Years later, I purchased my first issue of Sports Illustrated (and I still have it and every issue I’ve bought since) at the Rastro magazine store in Shoppesville, Greenhills. The cover story was John Elway’s magnificent drive to win the AFC against the Cleveland Browns in 1986.

Years later, my first ever live NFL game was the Dallas Cowboys at the New York Giants at the Meadowlands. The Tuna was in his coaching debut and he beat his former team, the Big Blue from NYC.

The Dallas Cowboy Cheerleaders aside, the one team that I became a fan of was the Chicago Bears. I first became a fan not simply through their on-field success but their off field stories. When I first saw that true-to-life drama on television Brian’s Song about Bears’ running backs Brian Piccolo and Gale Sayers (starring the ultra cool James Caan and Billy Dee Williams), I remember crying an ocean just like everybody else. Piccolo died of cancer at the young age of 26, but it was his friendship with Sayers that said something about the future of American sports – the integration and ascent of other ethnic groups in mainstream American. Culture and consciousness.

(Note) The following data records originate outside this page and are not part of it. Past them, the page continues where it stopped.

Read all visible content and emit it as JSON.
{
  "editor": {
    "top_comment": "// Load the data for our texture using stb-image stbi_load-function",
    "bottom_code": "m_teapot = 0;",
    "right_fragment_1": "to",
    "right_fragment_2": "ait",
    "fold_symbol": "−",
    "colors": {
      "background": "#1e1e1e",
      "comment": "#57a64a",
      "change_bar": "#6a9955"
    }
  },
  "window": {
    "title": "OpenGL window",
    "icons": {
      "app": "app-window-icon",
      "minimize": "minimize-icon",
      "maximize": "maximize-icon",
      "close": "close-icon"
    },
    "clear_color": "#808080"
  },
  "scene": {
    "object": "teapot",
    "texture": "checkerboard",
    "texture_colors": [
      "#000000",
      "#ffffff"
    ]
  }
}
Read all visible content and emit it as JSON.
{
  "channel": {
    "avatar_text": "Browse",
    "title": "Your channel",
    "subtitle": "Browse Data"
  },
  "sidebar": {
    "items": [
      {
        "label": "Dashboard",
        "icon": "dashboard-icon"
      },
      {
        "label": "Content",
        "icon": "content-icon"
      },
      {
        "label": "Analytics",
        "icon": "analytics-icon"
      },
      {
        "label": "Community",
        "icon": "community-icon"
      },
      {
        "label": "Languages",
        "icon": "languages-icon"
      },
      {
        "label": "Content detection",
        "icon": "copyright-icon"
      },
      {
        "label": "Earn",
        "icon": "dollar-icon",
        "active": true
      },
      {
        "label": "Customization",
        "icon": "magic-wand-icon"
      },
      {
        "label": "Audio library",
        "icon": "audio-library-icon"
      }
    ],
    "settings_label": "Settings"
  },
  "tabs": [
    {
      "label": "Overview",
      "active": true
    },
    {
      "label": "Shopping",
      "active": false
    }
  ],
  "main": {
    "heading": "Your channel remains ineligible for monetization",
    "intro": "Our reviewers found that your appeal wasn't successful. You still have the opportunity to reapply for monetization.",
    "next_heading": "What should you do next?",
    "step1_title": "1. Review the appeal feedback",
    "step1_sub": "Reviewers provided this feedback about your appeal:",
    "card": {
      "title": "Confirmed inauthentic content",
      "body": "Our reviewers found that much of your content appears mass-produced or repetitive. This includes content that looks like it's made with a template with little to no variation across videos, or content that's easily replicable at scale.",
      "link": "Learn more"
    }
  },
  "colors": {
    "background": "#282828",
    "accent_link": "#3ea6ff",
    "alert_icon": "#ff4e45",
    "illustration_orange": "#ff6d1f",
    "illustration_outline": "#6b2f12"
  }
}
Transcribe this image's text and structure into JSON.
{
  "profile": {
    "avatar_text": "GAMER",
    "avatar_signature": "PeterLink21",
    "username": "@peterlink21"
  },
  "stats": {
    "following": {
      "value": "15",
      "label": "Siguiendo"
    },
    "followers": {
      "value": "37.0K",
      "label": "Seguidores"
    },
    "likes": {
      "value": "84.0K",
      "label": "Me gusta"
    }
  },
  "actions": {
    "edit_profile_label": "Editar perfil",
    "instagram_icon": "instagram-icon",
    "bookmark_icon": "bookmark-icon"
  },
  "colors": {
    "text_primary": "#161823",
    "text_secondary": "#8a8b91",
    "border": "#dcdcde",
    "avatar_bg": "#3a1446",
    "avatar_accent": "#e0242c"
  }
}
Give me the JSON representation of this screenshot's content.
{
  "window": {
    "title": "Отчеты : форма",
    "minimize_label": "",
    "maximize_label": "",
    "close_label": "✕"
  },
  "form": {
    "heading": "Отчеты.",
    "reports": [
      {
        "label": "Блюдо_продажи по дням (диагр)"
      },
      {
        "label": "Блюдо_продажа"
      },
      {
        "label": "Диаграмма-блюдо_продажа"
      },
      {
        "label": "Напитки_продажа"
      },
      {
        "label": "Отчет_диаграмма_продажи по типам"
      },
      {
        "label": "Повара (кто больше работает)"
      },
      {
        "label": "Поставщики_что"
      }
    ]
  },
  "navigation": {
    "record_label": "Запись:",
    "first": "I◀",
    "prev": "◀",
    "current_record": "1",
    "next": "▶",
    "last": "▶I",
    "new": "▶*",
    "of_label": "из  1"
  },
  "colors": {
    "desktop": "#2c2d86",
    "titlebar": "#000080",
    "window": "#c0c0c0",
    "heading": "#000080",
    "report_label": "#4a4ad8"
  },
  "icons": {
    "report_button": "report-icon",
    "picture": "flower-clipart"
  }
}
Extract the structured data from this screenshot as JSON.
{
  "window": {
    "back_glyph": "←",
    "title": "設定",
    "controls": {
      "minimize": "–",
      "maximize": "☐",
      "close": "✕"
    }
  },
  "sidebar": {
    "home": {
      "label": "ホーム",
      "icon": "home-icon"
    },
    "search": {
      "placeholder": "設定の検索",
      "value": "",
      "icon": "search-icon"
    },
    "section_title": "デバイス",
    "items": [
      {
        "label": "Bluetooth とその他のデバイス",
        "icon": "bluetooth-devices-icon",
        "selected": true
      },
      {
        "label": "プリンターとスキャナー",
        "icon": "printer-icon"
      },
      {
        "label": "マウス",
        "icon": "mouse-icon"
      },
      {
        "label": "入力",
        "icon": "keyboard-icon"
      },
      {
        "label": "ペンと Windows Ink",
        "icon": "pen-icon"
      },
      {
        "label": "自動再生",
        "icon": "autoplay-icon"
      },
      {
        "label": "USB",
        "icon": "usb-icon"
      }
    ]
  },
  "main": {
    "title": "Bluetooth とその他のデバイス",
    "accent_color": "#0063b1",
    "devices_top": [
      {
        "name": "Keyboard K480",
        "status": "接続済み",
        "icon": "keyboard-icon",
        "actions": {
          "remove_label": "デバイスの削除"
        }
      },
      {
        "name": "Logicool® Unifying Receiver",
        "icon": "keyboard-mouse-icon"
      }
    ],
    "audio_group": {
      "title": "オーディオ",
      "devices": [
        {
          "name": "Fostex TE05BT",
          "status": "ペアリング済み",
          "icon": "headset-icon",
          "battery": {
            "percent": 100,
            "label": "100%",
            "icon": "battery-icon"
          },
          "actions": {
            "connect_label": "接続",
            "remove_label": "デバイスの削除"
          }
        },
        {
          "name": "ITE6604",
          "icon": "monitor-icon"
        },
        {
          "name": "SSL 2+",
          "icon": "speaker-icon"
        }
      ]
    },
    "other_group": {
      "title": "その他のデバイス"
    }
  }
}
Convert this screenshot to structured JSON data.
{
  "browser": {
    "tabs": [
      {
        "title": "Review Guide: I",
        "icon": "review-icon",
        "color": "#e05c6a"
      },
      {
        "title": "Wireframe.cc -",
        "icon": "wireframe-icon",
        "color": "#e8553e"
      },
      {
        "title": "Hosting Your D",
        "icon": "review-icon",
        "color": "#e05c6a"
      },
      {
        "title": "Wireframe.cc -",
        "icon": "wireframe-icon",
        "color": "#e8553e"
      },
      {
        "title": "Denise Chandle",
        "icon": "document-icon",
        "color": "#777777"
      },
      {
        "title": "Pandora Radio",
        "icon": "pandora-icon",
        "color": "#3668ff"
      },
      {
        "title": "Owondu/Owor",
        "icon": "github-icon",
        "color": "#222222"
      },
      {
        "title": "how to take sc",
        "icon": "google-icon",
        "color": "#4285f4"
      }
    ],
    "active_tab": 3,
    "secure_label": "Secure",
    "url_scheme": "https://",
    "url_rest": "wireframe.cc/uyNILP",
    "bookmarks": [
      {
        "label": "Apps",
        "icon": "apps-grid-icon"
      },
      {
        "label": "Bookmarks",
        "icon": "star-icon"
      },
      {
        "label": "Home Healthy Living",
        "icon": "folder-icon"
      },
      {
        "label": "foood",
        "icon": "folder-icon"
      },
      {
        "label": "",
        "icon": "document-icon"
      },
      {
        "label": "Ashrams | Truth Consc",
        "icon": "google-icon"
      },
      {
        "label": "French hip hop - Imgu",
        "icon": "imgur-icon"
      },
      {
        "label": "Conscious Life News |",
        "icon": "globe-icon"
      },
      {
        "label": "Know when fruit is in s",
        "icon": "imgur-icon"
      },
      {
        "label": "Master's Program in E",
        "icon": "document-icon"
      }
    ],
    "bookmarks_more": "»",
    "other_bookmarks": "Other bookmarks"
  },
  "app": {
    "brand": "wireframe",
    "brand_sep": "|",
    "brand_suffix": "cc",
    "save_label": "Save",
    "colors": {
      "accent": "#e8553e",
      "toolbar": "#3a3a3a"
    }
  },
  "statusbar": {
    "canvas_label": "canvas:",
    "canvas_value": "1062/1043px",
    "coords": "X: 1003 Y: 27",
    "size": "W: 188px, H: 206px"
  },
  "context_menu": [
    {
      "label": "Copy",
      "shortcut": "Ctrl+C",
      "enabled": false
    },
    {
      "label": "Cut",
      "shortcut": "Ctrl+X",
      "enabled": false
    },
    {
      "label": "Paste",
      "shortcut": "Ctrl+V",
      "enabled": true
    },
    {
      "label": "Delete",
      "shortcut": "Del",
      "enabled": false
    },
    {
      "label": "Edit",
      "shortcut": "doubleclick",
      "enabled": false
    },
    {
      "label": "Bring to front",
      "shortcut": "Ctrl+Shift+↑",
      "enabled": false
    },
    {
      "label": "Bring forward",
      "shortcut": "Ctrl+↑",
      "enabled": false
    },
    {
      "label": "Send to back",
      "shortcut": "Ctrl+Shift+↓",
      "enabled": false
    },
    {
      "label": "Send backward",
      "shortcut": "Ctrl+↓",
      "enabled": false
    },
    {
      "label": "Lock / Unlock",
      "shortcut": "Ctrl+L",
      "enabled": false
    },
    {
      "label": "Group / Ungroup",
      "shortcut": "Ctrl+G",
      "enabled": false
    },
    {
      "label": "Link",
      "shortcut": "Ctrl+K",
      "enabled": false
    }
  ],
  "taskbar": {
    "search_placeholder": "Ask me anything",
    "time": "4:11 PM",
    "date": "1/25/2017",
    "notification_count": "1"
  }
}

But it wasn’t solely because of a tearjerker that turned me intio a Bears fan. It was the 1984-85 team that nearly made it to Super Bowl XIX. They lost in the NFC championship to Joe Montana’s San Francisco 49ers at Candlestick Park where Bears QB Steve Fuller was intercepted several times. I do remember Bears safety Gary Fencik played the game of his life intercepting Montana twice although the Bears were eventually shut out 23-0 in an embarrassing loss.

The following year, the modern version of the Monsters of the Midway came into popular lore when they acquired loud-mouth quarterback Jim McMahon, an appliance in William “the Refrigerator” Perry, and kicker Kevin Butler out of Georgia State. They had Mike Ditka as coach and Buddy Ryan (later Head Coach of the Philadelphia Eagles) as Defensive Coordinator.

They went 15-1 that season; their only loss was to Dan Marino’s Miami Dolphins. But after that, they just steam rolled into the play-offs allowing only 10 points in three post-season matches.

Today’s Bears nearly had a chance to duplicate their predecessors’ feat last season – the 20th anniversary of their Super Bowl XX victory. But they fell short.

But largely behind an unheralded bunch of players such as Rex Grossman, Rashied Davis, Mushin Muhammad, and Desmond Clark (the names aren’t of the household variety that inspires fear in opponent’s eyes) and from their only name player in linebacker Brian Urlacher, they’re back in the Big Game 21 years after their last hurrah. They don’t have that fearsome linebacking corps led by the fearsome Dick Butkus and Bill George or the one captained by Mike Singletary to win the Super Bowl. They don’t have that name quarterback such as Sid Luckman, Jim McMahon, or even George Blanda. And their coach is someone named Lovie Smith for chrissake!

But that’s all right. Let the Indianapolis Colts have all the attention. They may have the better numbers owing to that laser canon for an arm that is Peyton Manning. They may have gotten those monkeys off their backs that are the collective New England Patriots. But now they’ve got Bears hot in pursuit.

It’s a toss-up as to who is going to win. But me? I’m saying that the Bears will wallop Manning and company in Super Bowl XLI to claim their second title in the modern era. Go Bears!

When I talk about the NFL nowadays, I ramble on about the Bears and the Broncos who also have a soft place in my heart. I talk of rebuilding the Patriots, of the rapid ascent of Eli Manning in New York, and the mystical pull of the Oakland Raiders in their silver and black.

I have forgotten those leggy and sexy Dallas Cowboy Cheerleaders now. And haven’t looked at that Farrah Fawcett-Majors issue of Playboy (I got another copy at midtown Manhattan for $39 a couple of years ago) in quite awhile.

There’s more to discuss fan-wise, and but hey, there are those Philadelphia Eagles Cheerleaders now and all I can say is, “Woooooooo!”